• **Task details**
One figure is wanted here: how many lines in the entries hold the word "output".

• **Material provided**
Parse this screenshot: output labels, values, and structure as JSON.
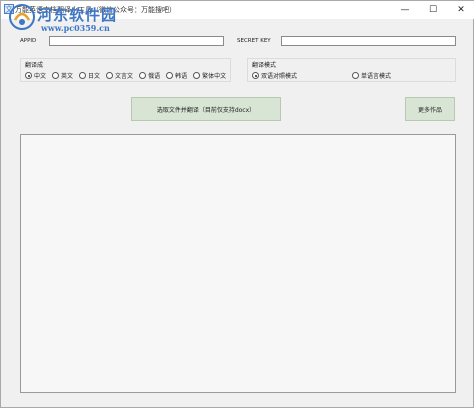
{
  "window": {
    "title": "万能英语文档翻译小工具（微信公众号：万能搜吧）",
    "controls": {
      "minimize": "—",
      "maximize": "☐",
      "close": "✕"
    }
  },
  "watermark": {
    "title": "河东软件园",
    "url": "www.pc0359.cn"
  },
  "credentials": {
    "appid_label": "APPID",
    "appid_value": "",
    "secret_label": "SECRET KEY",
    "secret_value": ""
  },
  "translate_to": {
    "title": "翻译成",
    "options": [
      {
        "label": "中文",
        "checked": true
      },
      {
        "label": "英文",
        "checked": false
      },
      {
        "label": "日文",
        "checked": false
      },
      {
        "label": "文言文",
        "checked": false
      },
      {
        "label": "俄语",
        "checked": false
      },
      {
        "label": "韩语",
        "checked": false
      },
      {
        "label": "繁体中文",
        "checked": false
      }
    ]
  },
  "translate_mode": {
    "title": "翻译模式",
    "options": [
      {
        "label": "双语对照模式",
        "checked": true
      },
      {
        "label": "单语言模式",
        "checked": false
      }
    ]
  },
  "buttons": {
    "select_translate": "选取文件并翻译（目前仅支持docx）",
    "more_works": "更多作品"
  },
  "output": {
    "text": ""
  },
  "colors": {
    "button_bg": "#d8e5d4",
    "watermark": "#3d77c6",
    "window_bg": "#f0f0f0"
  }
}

• **Result for this exercise**
2